Moving again the industry norm, Dr. Jerome Edelstein, who practices at the Toronto clinic, Edelstein Cosmetic, is no longer recommending massage to patients who have just had breast implant surgery.
“The reason I stopped having patients do massage after breast augmentation was my theory on bleeding being a trigger for hardening,” Dr. Jerome Edelstein, head plastic surgeon at Edelstein Cosmetic states. “Doing massage early on, when everything is still raw inside, doesn't make sense to me.”
It is commonly believed by plastic surgeons that massage exercises soften the internal scar tissue that forms around the breast implants while recovering from surgery, keeping it as pliable as possible for a more natural result. In addition, it is also believed to minimize the risk of capsular contracture, one of the most common problems that can occur.
Dr. Edelstein now uses customized surgical techniques during surgery. One such technique is “bloodless”, meaning that every blood vessel in the area where the breast implants are to be placed is cauterized to eliminate blood loss and fluid buildup during recovery, factors that have been shown to contribute to undesirable scarring and capsular contracture. As a result, patients who have had surgery performed by Dr. Edelstein experience a lower rate of capsular contracture of just 1%, even when post-surgical massage exercises have not been recommended to patients.
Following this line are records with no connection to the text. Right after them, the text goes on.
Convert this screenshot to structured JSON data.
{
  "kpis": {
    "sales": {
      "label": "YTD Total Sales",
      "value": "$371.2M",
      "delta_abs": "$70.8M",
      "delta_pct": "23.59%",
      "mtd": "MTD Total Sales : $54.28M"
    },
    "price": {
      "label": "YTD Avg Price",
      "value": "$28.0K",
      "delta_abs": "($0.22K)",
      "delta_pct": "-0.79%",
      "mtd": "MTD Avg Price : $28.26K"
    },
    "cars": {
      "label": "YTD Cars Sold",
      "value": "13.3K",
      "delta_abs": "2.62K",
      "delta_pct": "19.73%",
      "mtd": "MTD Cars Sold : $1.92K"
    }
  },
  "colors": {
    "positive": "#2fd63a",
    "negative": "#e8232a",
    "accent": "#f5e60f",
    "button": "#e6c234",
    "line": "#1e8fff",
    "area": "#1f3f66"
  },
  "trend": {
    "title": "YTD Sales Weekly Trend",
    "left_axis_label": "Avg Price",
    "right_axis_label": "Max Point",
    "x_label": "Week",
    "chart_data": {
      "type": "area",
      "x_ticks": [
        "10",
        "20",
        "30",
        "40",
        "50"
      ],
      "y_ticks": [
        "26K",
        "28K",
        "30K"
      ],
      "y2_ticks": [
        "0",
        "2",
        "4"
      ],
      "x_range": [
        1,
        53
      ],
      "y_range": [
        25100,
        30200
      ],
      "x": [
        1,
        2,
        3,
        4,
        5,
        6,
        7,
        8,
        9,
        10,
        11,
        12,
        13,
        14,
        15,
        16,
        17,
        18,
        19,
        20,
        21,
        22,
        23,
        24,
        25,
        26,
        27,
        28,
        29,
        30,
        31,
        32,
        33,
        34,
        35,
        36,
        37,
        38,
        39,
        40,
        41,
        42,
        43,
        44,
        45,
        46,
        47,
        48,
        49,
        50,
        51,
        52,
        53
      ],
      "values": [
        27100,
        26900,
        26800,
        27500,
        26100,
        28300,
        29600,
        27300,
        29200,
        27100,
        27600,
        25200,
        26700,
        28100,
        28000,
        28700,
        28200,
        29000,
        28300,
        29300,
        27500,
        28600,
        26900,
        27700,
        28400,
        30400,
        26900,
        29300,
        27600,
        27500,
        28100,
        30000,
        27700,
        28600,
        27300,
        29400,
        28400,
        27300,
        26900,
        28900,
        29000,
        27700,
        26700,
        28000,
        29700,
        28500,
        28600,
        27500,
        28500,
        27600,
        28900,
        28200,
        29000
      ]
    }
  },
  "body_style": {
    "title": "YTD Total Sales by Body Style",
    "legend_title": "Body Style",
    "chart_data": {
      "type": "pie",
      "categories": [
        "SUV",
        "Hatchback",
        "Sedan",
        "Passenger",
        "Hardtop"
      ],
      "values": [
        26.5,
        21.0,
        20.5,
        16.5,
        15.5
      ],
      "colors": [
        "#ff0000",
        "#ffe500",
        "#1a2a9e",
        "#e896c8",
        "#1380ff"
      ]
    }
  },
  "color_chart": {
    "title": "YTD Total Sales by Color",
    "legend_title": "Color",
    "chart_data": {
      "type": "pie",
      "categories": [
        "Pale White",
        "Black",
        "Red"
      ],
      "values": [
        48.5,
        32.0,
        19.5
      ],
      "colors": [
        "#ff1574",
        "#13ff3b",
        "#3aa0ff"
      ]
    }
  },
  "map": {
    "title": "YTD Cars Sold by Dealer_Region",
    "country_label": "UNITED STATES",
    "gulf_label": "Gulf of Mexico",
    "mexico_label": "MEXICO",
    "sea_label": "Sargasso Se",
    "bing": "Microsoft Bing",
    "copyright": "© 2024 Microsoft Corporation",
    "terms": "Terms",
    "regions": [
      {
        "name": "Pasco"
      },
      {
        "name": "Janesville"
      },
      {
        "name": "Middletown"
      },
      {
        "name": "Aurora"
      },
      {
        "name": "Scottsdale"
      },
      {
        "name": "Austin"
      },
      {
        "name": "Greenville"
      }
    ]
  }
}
According to a Health Canada study, the industry average is 25%. Most surgeons quote a 5-10% capsular contracture rate.